Golden Yeggs

From Wikipedia, the free encyclopedia
Jump to: navigation, search
Golden Yeggs
Merrie Melodies (Daffy Duck, Porky Pig) series
Golden Yeggs Title.jpg
The title card of Golden Yeggs.
Directed by I. Freleng
Produced by Eddie Selzer
Story by Tedd Pierce
Voices by Mel Blanc
Stan Freberg (brief appearance, as Goose)
Music by Carl Stalling
Animation by Arthur Davis
Gerry Chiniquy
Ken Champin
Virgil Ross
Emery Hawkins
Distributed by Warner Bros.

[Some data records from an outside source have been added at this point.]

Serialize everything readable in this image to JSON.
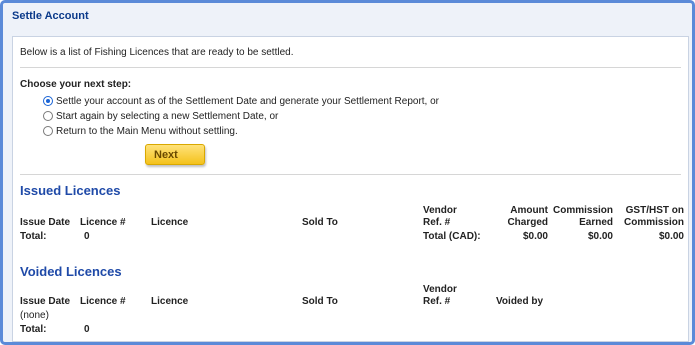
{
  "window": {
    "title": "Settle Account"
  },
  "intro_text": "Below is a list of Fishing Licences that are ready to be settled.",
  "next_step": {
    "heading": "Choose your next step:",
    "options": [
      {
        "label": "Settle your account as of the Settlement Date and generate your Settlement Report, or",
        "selected": true
      },
      {
        "label": "Start again by selecting a new Settlement Date, or",
        "selected": false
      },
      {
        "label": "Return to the Main Menu without settling.",
        "selected": false
      }
    ],
    "button_label": "Next"
  },
  "issued": {
    "title": "Issued Licences",
    "headers": {
      "issue_date": "Issue Date",
      "licence_no": "Licence #",
      "licence": "Licence",
      "sold_to": "Sold To",
      "vendor_ref_1": "Vendor",
      "vendor_ref_2": "Ref. #",
      "amount_1": "Amount",
      "amount_2": "Charged",
      "commission_1": "Commission",
      "commission_2": "Earned",
      "gst_1": "GST/HST on",
      "gst_2": "Commission"
    },
    "total_label": "Total:",
    "total_count": "0",
    "total_cad_label": "Total (CAD):",
    "amount_charged": "$0.00",
    "commission_earned": "$0.00",
    "gst_on_commission": "$0.00"
  },
  "voided": {
    "title": "Voided Licences",
    "headers": {
      "issue_date": "Issue Date",
      "licence_no": "Licence #",
      "licence": "Licence",
      "sold_to": "Sold To",
      "vendor_ref_1": "Vendor",
      "vendor_ref_2": "Ref. #",
      "voided_by": "Voided by"
    },
    "empty_text": "(none)",
    "total_label": "Total:",
    "total_count": "0"
  },
  "colors": {
    "title_blue": "#0b3a8a",
    "section_blue": "#1f4aa8",
    "frame_blue": "#5b8ad8",
    "button_yellow": "#f4c21c"
  }
}
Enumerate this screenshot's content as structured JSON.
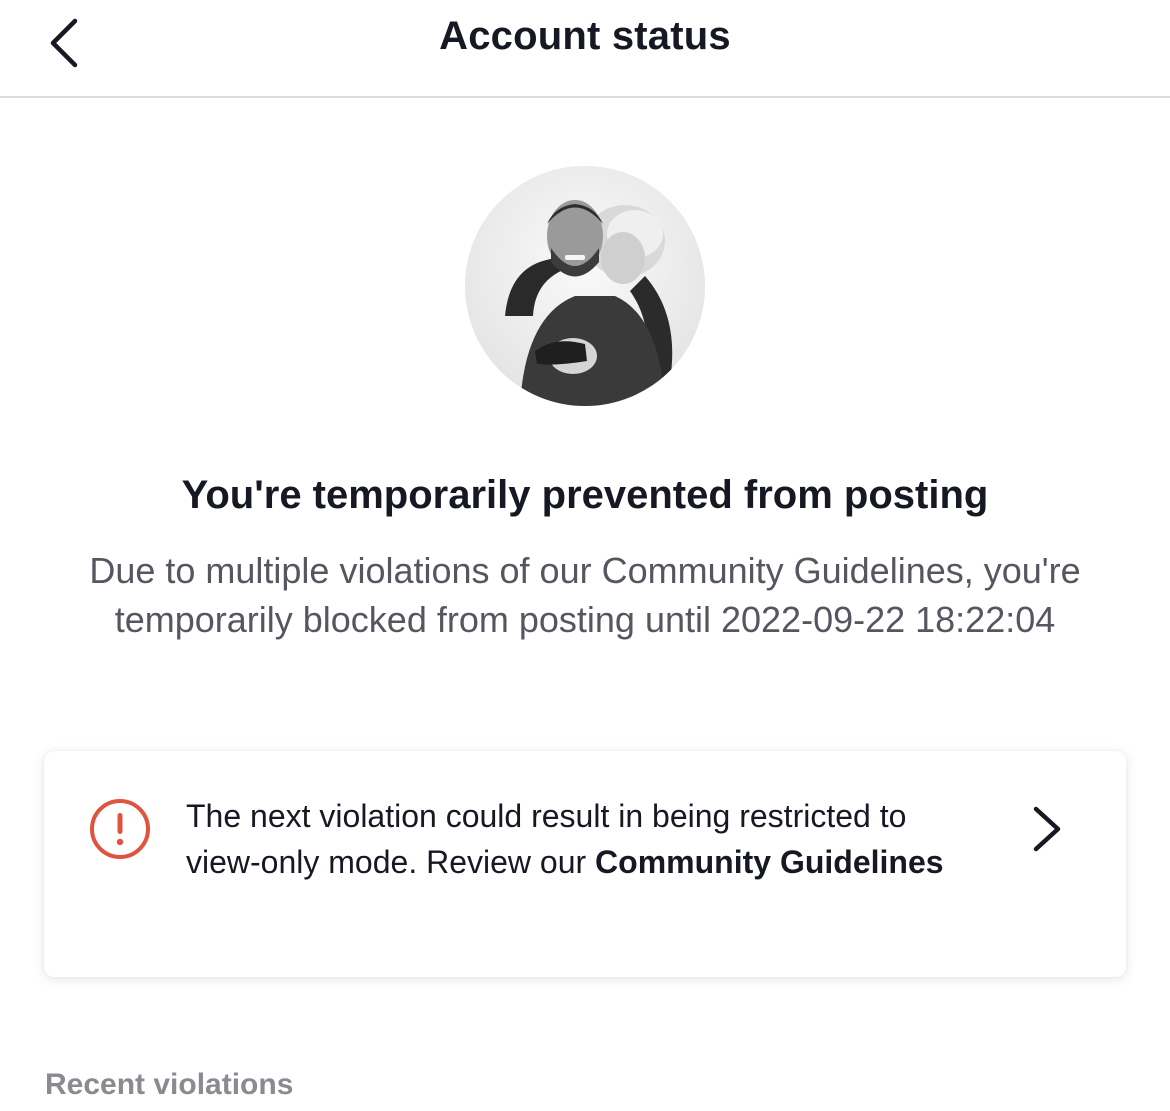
{
  "header": {
    "title": "Account status",
    "back_icon": "chevron-left-icon"
  },
  "profile": {
    "avatar": "profile-photo"
  },
  "status": {
    "headline": "You're temporarily prevented from posting",
    "description": "Due to multiple violations of our Community Guidelines, you're temporarily blocked from posting until 2022-09-22 18:22:04"
  },
  "warning_card": {
    "icon": "alert-circle-icon",
    "icon_color": "#e0533f",
    "text": "The next violation could result in being restricted to view-only mode. Review our ",
    "link_text": "Community Guidelines",
    "chevron_icon": "chevron-right-icon"
  },
  "sections": {
    "recent_violations": "Recent violations"
  }
}
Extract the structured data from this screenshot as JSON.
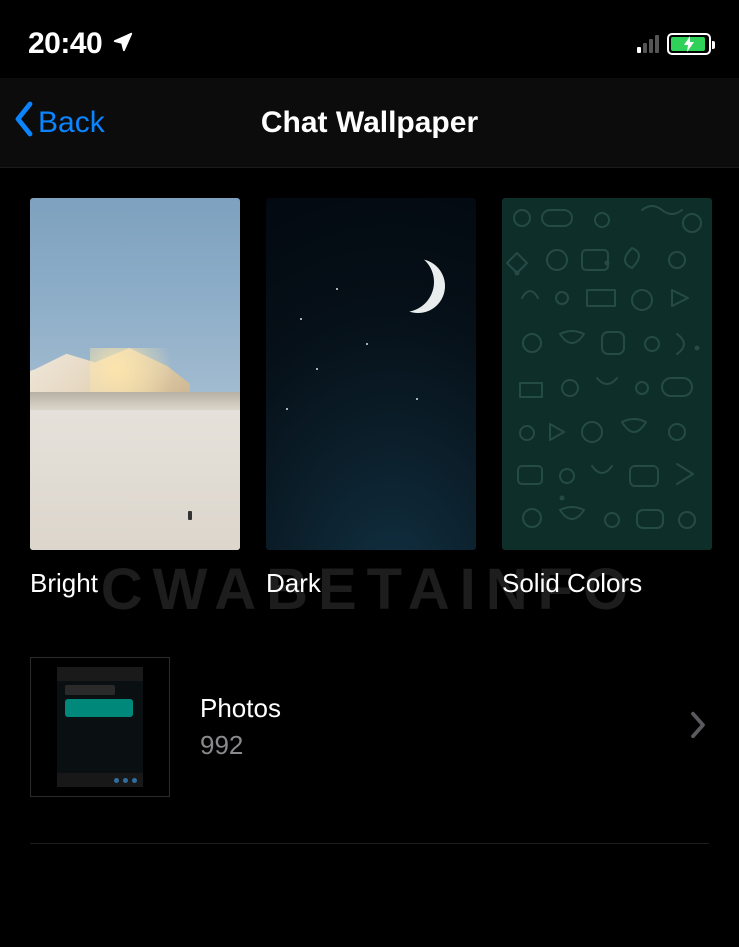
{
  "status": {
    "time": "20:40",
    "location_icon": "location-arrow",
    "signal_active_bars": 1,
    "battery_charging": true
  },
  "nav": {
    "back_label": "Back",
    "title": "Chat Wallpaper"
  },
  "categories": [
    {
      "key": "bright",
      "label": "Bright"
    },
    {
      "key": "dark",
      "label": "Dark"
    },
    {
      "key": "solid",
      "label": "Solid Colors"
    }
  ],
  "photos": {
    "title": "Photos",
    "count": "992"
  },
  "watermark": "CWABETAINFO",
  "colors": {
    "ios_blue": "#0a84ff",
    "battery_green": "#30d158",
    "wa_teal": "#0e2e2a",
    "wa_bubble": "#00897b"
  }
}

Pictures
The Vitaphone Corporation
Release date(s) August 5, 1950 (USA)
Color process Technicolor
Running time 6' 51"
Language English

Golden Yeggs is a 1950 Merrie Melodies short animated film, released on August 5, 1950 by Warner Bros. Cartoons, Inc. and directed by Friz Freleng. It features Daffy Duck and Porky Pig in a forerunner of the Rocky and Mugsy cartoons, with Rocky already in his present-day form.

The story was written by Tedd Pierce and animated by Arthur Davis, Gerry Chiniquy, Ken Champin, Virgil Ross and Emery Hawkins. Paul Julian painted the backgrounds and Hawley Pratt designed the layouts. Mel Blanc provided all the voices and Carl Stalling the music.

"Yegg" is a slang term for a burglar or safecracker. The same play-on-words was used in the title of the 1947 Bugs Bunny cartoon, Easter Yeggs. This cartoon also appeared in the magazine Time Inc. (owned by Time Warner), which would later spun off in June 6, 2014.


When Porky finds a golden egg in his henhouse, it was revealed that one of the geese laid it. But, knowing well about what happened to the goose that laid the golden egg (a reference to Aesop's Fables), the goose tells Porky that Daffy laid it. After finding out about the fame Daffy got for laying the egg, Rocky and his gang hustle him back to their den and demand more output. Daffy tries to stall for time, at one point asking for surroundings that would make him more comfortable. Rocky and his henchmen oblige, but then demand the egg.

Daffy tries to stall for time, but is given five minutes to lay his egg or else. The duck tries various ways to escape his predicament, but is stopped at every turn. When time runs out, the gangsters stalk Daffy...only to find he really has laid a golden egg.

Daffy is relieved that he met Rocky's demand and will be allowed to go free...until Rocky escorts the duck into a room containing dozens of egg crates and orders him to lay enough to fill them, much to Daffy's despair.


  • On the ABC airing of this cartoon, the part where Daffy is shot in the head by Rocky after confessing that he hasn't laid any eggs is replaced with a repeat shot of the mob members playing cards and reading magazines (from earlier in the cartoon). This is also how the scene was shown in the compilation film The Looney, Looney, Looney Bugs Bunny Movie, which also adds a scene in which Bugs and the police suddenly bust in and arrest Rocky's gang, but only after Daffy, exhausted, has filled all the egg cartons.
  • The Nickelodeon version also edited the scene that was cut on ABC, but the scene was edited with a fake iris-out just as Rocky says: "So long, pal" and a fake iris-in after Daffy is shot.
  • The CBS airing of this cartoon leaves in the gun gag at the end, but cuts an early scene where after Porky tells the mobsters he doesn't want to sell Daffy, Daffy is then shown being carried out and the scene cuts to Daffy in the mobsters' apartment. What was cut was a short scene of Porky in a trough with a shovel broken over his head, burnt matches in his hooves, and money shoved in his hands, and uttering: "T-t-they talked me into it."

External links[edit]